Countywide study identifies most favorable locations for roundabouts

GENESEE COUNTY — More busy intersections in Genesee County could soon be transformed into roundabouts, according to results gathered from a year-long study.

Starting last fall, the Genesee County Metropolitan Planning Commission (GCMPC) and ROWE Professional Services Company began evaluating 3,600 intersections in the county to determine which would be the most feasible for roundabouts. Eventually, the list was narrowed down this September to 14 most-likely candidates, including nine intersections in the Genesee County View coverage area.

Top roundabout-feasible intersections identified in the study include Beecher and Elms roads in Flint Township; Belsay and East Bristol roads in Burton; Davison and North Oak roads in Davison Township; Elms and Miller roads in Swartz Creek; Lapeer and South Genesee roads in Burton; Lennon and Elms roads in Flint Township; Lennon and Morrish roads in Clayton Township; West Court Street and South Dye Road in Flint Township; and Coutant Street and Elms Road in Mt. Morris Township on the border with the City of Flushing.

Altogether, the study included a skim analysis, early preliminary engineering, simulations and collection of drone video to determine which intersections were the most suitable for roundabouts. Data from the study was based on crash history, traffic volumes and current intersection operations over the last five years.

Several public input sessions were also held by GCMPC this year to gauge residential reaction to proposed roundabout sites.

Jack Wheatley, vice president of ROWE, said that each of the 14 intersections would improve in terms of safety ratings and/or traffic volumes if they were converted into roundabouts.

“When you come across a roundabout, you have to slow down to 10 to 20 mph,” he said. “From a safety standpoint, injuries can be reduced by up to 80 percent at intersections that have roundabouts, mostly because of the lower speeds.

“Roundabouts also promote better traffic flow than typical intersections,” Wheatley added. “Back-ups tend to happen, for example, at a four-way stop like Coutant and Elms because it has a high traffic volume. With a roundabout, you’re not having to wait at a stop sign or a signal. The flow of traffic is more fluid.”

Wheatley said that while the initial study appears promising, Genesee County planners will need to coordinate closely with municipalities and property owners to navigate costs and challenges posed by potential roundabouts. For example, several of the 14 “finalist” intersections may require the addition of limited right of ways and slight road reconfigurations to create enough space for roundabouts.

According to the study, probable costs for the roundabout conversions would be in the $1 million to $2 million range for the 14 intersections. Funding sources would include federal Congestion Mitigation Air Quality (CMAQ) grants, safety grants and regular road improvement funding through the state.

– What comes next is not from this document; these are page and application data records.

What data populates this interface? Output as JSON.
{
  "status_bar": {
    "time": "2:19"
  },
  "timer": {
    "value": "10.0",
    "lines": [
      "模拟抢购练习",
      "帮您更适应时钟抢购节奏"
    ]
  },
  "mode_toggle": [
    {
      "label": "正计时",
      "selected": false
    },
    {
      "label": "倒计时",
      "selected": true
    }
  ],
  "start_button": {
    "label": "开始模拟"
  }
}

If approved by municipalities, construction on any of the 14 proposed roundabout sites would likely not begin until 2025 or later to coincide with the next CMAQ cycles through the Transportation Improvement Program (TIP).

To help residents learn more about the Roundabout Implementation Study, ROWE has created a website with detailed reports about each of the 14 intersections. Residents can read reports on crash data, projected costs, projected roundabout reconfigurations and traffic flows at Aerial videos and model simulations of the intersections are also available to view on the site.